Manslaughter Charge Dropped for Alabama Woman Shot While Pregnant

Facade of courthouse with columns.
By Andrew Leonatti on July 08, 2019 9:00 AM

An Alabama woman who suffered a miscarriage after another woman shot her in the stomach will not face manslaughter charges, the local prosecutor announced last week.

The case of Marshae Jones generated an intense outcry across the country shortly after a grand jury indicted her in late June. According to police, Jones started an altercation late last year that ended with her suffering the gunshot wound. Police arrested the shooter on manslaughter charges, but a grand jury chose not to indict her, presumably concluding that the woman was acting in self-defense. It instead chose to indict Jones on the same charge, finding that by starting the fight, it was her own fault that she lost her pregnancy.

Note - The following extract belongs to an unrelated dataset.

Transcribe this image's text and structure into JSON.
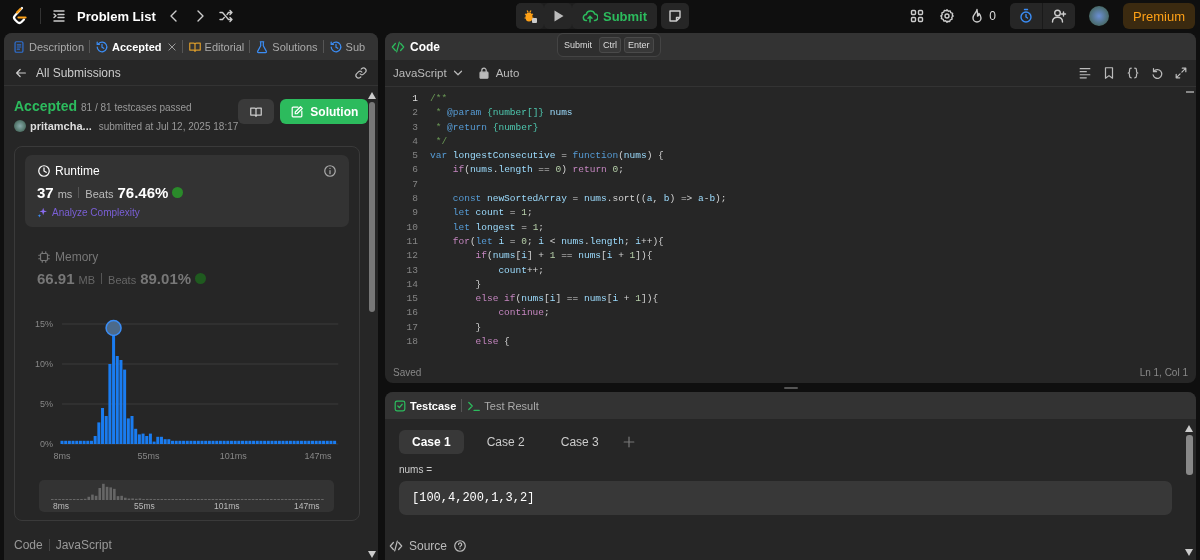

Criminalizing Pregnancy and Miscarriages?

Jefferson County District Attorney Lynneice Washington said in a press conference that it was “not in the best interest of justice to pursue prosecution” of Jones on the manslaughter charge. But that only came after many women’s and reproductive rights groups bashed Washington’s office.

They now see Jones’ indictment by the grand jury as just another way that the politics surrounding abortion and “fetal personhood” debates are intruding into everyday matters. The executive director of The Yellowhammer Fund, which helps women seeking abortions in Alabama, said the indictment shows that “the moment a person becomes pregnant, their sole responsibility is to produce a live, healthy baby, and that it considers any action a pregnant person takes that might impede in that live birth to be a criminal act.”

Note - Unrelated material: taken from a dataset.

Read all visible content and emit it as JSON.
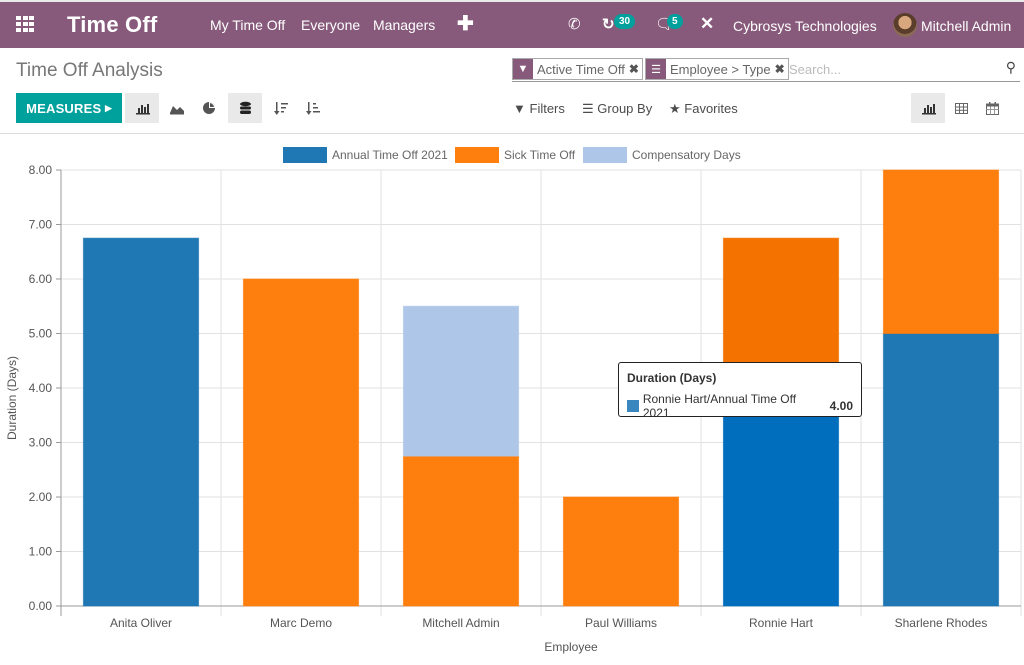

What Next?

While Jones will be going free, some legal experts are worried about the precedent set by the indictment. Alabama voters passed a referendum in 2018 extending the same rights to unborn fetuses as all people. Opponents of the measure argued that it was paving the way for the outlawing of abortion in the state. However, experts worry that the law could set a dangerous precedent for any miscarriage, no matter the circumstances.  

“What if you trip down the stairs and fall down? Where is the line if you hold mothers accountable for things like this?” said Carliss Chatman, an assistant law professor at Washington and Lee University.

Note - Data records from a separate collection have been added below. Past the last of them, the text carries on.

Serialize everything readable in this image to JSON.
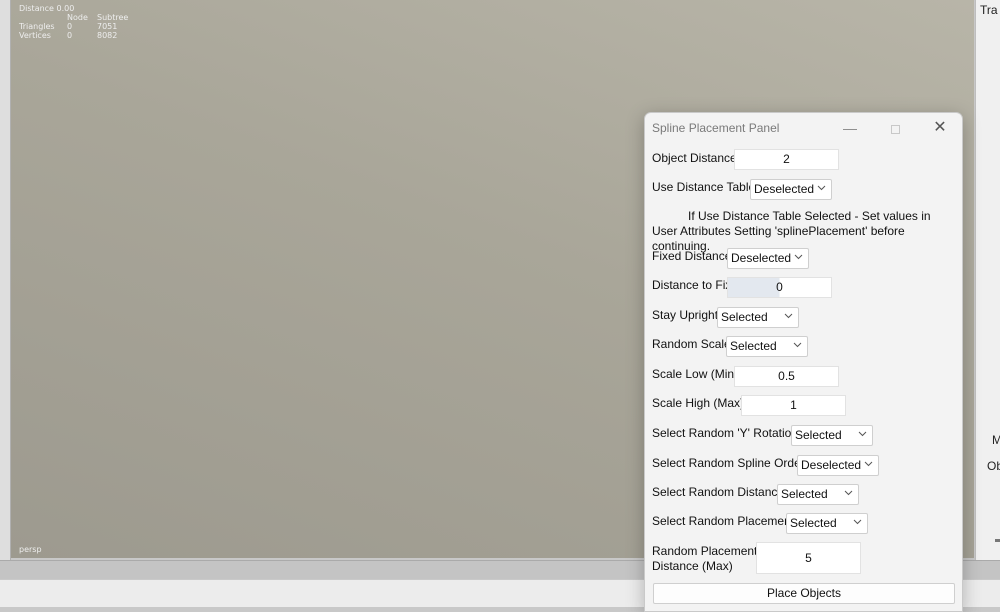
{
  "viewport": {
    "hud": {
      "distance": "Distance 0.00",
      "header_node": "Node",
      "header_subtree": "Subtree",
      "triangles_label": "Triangles",
      "triangles_node": "0",
      "triangles_subtree": "7051",
      "vertices_label": "Vertices",
      "vertices_node": "0",
      "vertices_subtree": "8082"
    },
    "camera_label": "persp"
  },
  "right_panel": {
    "tab_text": "Tra",
    "label_m": "M",
    "label_ob": "Ob"
  },
  "dialog": {
    "title": "Spline Placement Panel",
    "object_distance": {
      "label": "Object Distance",
      "value": "2"
    },
    "use_distance_table": {
      "label": "Use Distance Table",
      "value": "Deselected"
    },
    "note_line1": "If Use Distance Table Selected - Set values in",
    "note_line2": "User Attributes Setting 'splinePlacement' before continuing.",
    "fixed_distance": {
      "label": "Fixed Distance",
      "value": "Deselected"
    },
    "distance_to_fix": {
      "label": "Distance to Fix",
      "value": "0"
    },
    "stay_upright": {
      "label": "Stay Upright",
      "value": "Selected"
    },
    "random_scale": {
      "label": "Random Scale",
      "value": "Selected"
    },
    "scale_low": {
      "label": "Scale Low (Min)",
      "value": "0.5"
    },
    "scale_high": {
      "label": "Scale High (Max)",
      "value": "1"
    },
    "random_y_rotation": {
      "label": "Select Random 'Y' Rotation",
      "value": "Selected"
    },
    "random_spline_order": {
      "label": "Select Random Spline Order",
      "value": "Deselected"
    },
    "random_distance": {
      "label": "Select Random Distance",
      "value": "Selected"
    },
    "random_placement": {
      "label": "Select Random Placement",
      "value": "Selected"
    },
    "random_placement_distance": {
      "label_line1": "Random Placement",
      "label_line2": "Distance (Max)",
      "value": "5"
    },
    "place_button": "Place Objects"
  }
}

State authorities have also faced heavy criticism for interpreting the state’s “chemical endangerment of a child” statute to prosecute hundreds of mothers for exposing fetuses to controlled substances, even in safe amounts.  

One thing is for certain: The debate surrounding abortion rights is getting hotter as we approach the 2020 election. And it could ensnare more women like Jones.

Related Resources: